The concept of the Kinsley gaffe has now crossed the Pacific Ocean. The Japanese finance minister, Taro Aso, has apologized for pointing out the obvious: Japan's shrinking population is due to the fact that people aren't having enough children.

The headline in the New York Times is (perhaps inadvertently) amusing: "Official Apologizes After Blaming Childless People for Japan's Shrinking Population." What, exactly, is there to apologize for? This is so glaringly indisputable that even Captain Obvious could have made that observation. It's like blaming bank robbers for causing bank robberies.

So, Mr. Aso committed a classic Kinsley gaffe. He said something that was obviously true, but he wasn't supposed to say it, possibly because it's a touchy subject in Japan.

The Incredible Shrinking Japan

Contrary to popular wisdom, the world is neither overpopulated nor growing out of control. There are no precise consensus figures, but many demographers believe that, sometime in the 2100s, the world population will hit a peak (maybe around 11 billion) and then begin to decline.

Population growth until 2100 will not occur evenly. Some countries, notably in Africa, will gain many more people. But several countries, mostly in Europe, will shrink. The map below, provided by Our World in Data, depicts this projection:

Of course, these projections are based on models, and small tweaks to the assumptions that underlie them can greatly influence the predicted outcomes. A new book called Empty Planet argues that increasing female literacy rates will rapidly bring down population growth to such an extent that humanity will begin shrinking this century. The authors write, a little too gloomily in my opinion, "In roughly three decades, the global population will begin to decline... Once that decline begins, it will never end."

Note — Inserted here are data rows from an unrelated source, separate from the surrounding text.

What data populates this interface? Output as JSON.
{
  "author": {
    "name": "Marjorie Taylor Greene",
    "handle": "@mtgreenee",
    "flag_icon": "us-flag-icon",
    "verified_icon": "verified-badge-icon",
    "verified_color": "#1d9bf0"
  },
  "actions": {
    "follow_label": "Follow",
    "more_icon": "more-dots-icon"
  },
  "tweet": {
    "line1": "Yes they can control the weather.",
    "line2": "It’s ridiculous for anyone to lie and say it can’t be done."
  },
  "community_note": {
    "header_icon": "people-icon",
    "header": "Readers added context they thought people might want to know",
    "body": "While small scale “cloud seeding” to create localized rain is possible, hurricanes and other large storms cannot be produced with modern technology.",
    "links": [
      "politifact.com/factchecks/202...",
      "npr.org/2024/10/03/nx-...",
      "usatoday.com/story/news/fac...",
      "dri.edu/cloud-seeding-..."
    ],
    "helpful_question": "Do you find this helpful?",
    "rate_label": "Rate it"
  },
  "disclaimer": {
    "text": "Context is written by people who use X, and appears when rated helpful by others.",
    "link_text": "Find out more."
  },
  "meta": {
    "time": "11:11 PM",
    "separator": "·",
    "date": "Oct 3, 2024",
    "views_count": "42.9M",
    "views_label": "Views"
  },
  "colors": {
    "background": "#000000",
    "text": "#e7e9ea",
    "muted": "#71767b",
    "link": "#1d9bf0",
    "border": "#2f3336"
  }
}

Japan is already preparing for this eventuality. That's one reason why Japan is crazy for robots. In the United States, we view them with suspicion, seeing them as soulless job stealers. In Japan, they are seen as saviors; there won't be enough people to do all the work that needs to be done (e.g., taking care of the elderly), so robots can help fill in.

On the downside, there's a budding sex robot industry in Japan, which probably isn't helping the population problem.